Porcine Epidemic Diarrhea virus, or PED, is having a significant impact on the U.S. pork industry.
According to the Agriculture Department, PED is common in Asia and the virus does NOT pose a threat to human health.
Nevertheless, PED has killed 7 million U.S. piglets over the past year and the number of market-ready hogs could decline by more than 10 percent this summer.
At the world’s largest pork-specific trade show this week, USDA announced updated reporting protocols and earmarked millions of dollars in new funding to fight the disease.
Hog producers, dealing with both great market prices and a disease with no known cure, took center stage at the Iowa State Fairgrounds this week for the World Pork Expo.
The annual celebration of food, policy and product attracts visitors from around the world to the state that’s the largest producer of pork in the world.
Sec. Tom Vilsack/USDA: “We're looking at an increase of 150-200 operations a week. So this is obviously an expanding issue."

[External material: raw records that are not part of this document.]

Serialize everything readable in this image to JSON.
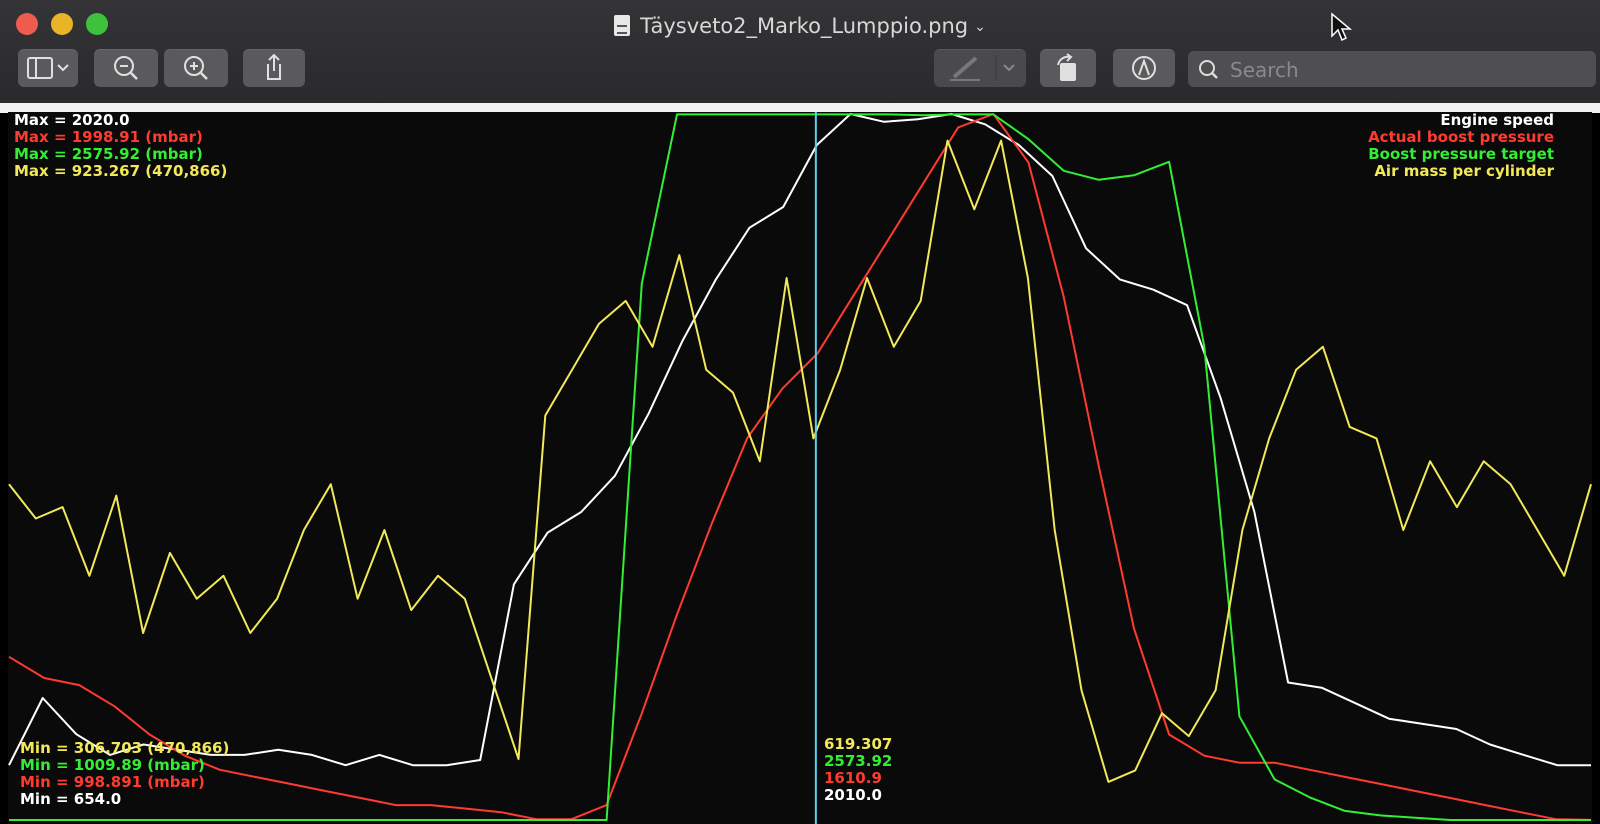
{
  "window": {
    "title": "Täysveto2_Marko_Lumppio.png",
    "search_placeholder": "Search"
  },
  "toolbar": {
    "buttons": [
      "sidebar-toggle",
      "zoom-out",
      "zoom-in",
      "share",
      "markup-pen",
      "rotate",
      "annotate"
    ]
  },
  "colors": {
    "engine_speed": "#ffffff",
    "actual_boost": "#ff3b30",
    "boost_target": "#33ee33",
    "air_mass": "#f2e85a",
    "cursor": "#5ad0f0"
  },
  "legend": {
    "engine_speed": "Engine speed",
    "actual_boost": "Actual boost pressure",
    "boost_target": "Boost pressure target",
    "air_mass": "Air mass per cylinder"
  },
  "max_labels": {
    "engine_speed": "Max = 2020.0",
    "actual_boost": "Max = 1998.91 (mbar)",
    "boost_target": "Max = 2575.92 (mbar)",
    "air_mass": "Max = 923.267 (470,866)"
  },
  "min_labels": {
    "air_mass": "Min = 306.703 (470,866)",
    "boost_target": "Min = 1009.89 (mbar)",
    "actual_boost": "Min = 998.891 (mbar)",
    "engine_speed": "Min = 654.0"
  },
  "cursor_values": {
    "air_mass": "619.307",
    "boost_target": "2573.92",
    "actual_boost": "1610.9",
    "engine_speed": "2010.0"
  },
  "chart_data": {
    "type": "line",
    "x": [
      0,
      2,
      4,
      6,
      8,
      10,
      12,
      14,
      16,
      18,
      20,
      22,
      24,
      26,
      28,
      30,
      32,
      34,
      36,
      37,
      38,
      39,
      40,
      42,
      44,
      46,
      48,
      50,
      51,
      52,
      54,
      56,
      58,
      60,
      62,
      64,
      66,
      68,
      70,
      72,
      74,
      76,
      78,
      80,
      82,
      84,
      86,
      88,
      90,
      92,
      94,
      96,
      98,
      100
    ],
    "cursor_x": 51,
    "series": [
      {
        "key": "engine_speed",
        "name": "Engine speed",
        "min": 654.0,
        "max": 2020.0,
        "values": [
          760,
          890,
          820,
          780,
          800,
          790,
          780,
          780,
          790,
          780,
          760,
          780,
          760,
          760,
          770,
          1110,
          1210,
          1250,
          1320,
          1440,
          1580,
          1700,
          1800,
          1840,
          1960,
          2020,
          2005,
          2010,
          2020,
          2000,
          1960,
          1900,
          1760,
          1700,
          1680,
          1650,
          1470,
          1250,
          920,
          910,
          880,
          850,
          840,
          830,
          800,
          780,
          760,
          760
        ]
      },
      {
        "key": "actual_boost",
        "name": "Actual boost pressure",
        "min": 998.891,
        "max": 1998.91,
        "values": [
          1230,
          1200,
          1190,
          1160,
          1120,
          1090,
          1070,
          1060,
          1050,
          1040,
          1030,
          1020,
          1020,
          1015,
          1010,
          1000,
          1000,
          1020,
          1150,
          1290,
          1420,
          1540,
          1610,
          1660,
          1740,
          1820,
          1900,
          1980,
          2000,
          1930,
          1740,
          1500,
          1270,
          1120,
          1090,
          1080,
          1080,
          1070,
          1060,
          1050,
          1040,
          1030,
          1020,
          1010,
          1000,
          999
        ]
      },
      {
        "key": "boost_target",
        "name": "Boost pressure target",
        "min": 1009.89,
        "max": 2575.92,
        "values": [
          1010,
          1010,
          1010,
          1010,
          1010,
          1010,
          1010,
          1010,
          1010,
          1010,
          1010,
          1010,
          1010,
          1010,
          1010,
          1010,
          1010,
          1010,
          2200,
          2575,
          2575,
          2575,
          2575,
          2575,
          2575,
          2575,
          2573,
          2575,
          2575,
          2520,
          2450,
          2430,
          2440,
          2470,
          2060,
          1240,
          1100,
          1060,
          1030,
          1020,
          1015,
          1010,
          1010,
          1010,
          1010,
          1010
        ]
      },
      {
        "key": "air_mass",
        "name": "Air mass per cylinder",
        "min": 306.703,
        "max": 923.267,
        "values": [
          600,
          570,
          580,
          520,
          590,
          470,
          540,
          500,
          520,
          470,
          500,
          560,
          600,
          500,
          560,
          490,
          520,
          500,
          430,
          360,
          660,
          700,
          740,
          760,
          720,
          800,
          700,
          680,
          620,
          780,
          640,
          700,
          780,
          720,
          760,
          900,
          840,
          900,
          780,
          560,
          420,
          340,
          350,
          400,
          380,
          420,
          560,
          640,
          700,
          720,
          650,
          640,
          560,
          620,
          580,
          620,
          600,
          560,
          520,
          600
        ]
      }
    ]
  }
}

Nearly every conversation though, came back to a lethal disease besieging the industry; the Porcine Epidemic Diarrhea Virus or PED.
Late this week, USDA chief Tom Vilsack announced $26 million in funding to help combat the diseases of PEDv and deltacoronvavirus.
Sec. Tom Vilsack/USDA "We recognize it is important to focus on creating a better understanding of these virus, a better understanding of how they came into this country, a better understanding on how to deal with them once they are here, and ultimately how to deal with the eradication and elimination of them."
Pork producers say it’s an interesting time for the industry, as record high prices offer some consolation for losses to PED.
Dale Norton/National Pork Board president: “For some people, it’s been a positive impact on price because of supply has diminished. For those producers that had no pigs contracted and didn't get hit with PED, they are doing very well.”
The export market has been especially good for U.S. pork producers. Normally, the old saying goes the cure prices is high prices, but a noted economist says that may not be the case this time.
Steve Meyer/Paragon Economics: “This one is a little different. It is a supply shock and a productivity shock and at some point we have to make a decision are we going to be able to solve the productivity problem, or do we have to overcome it with more production capacity."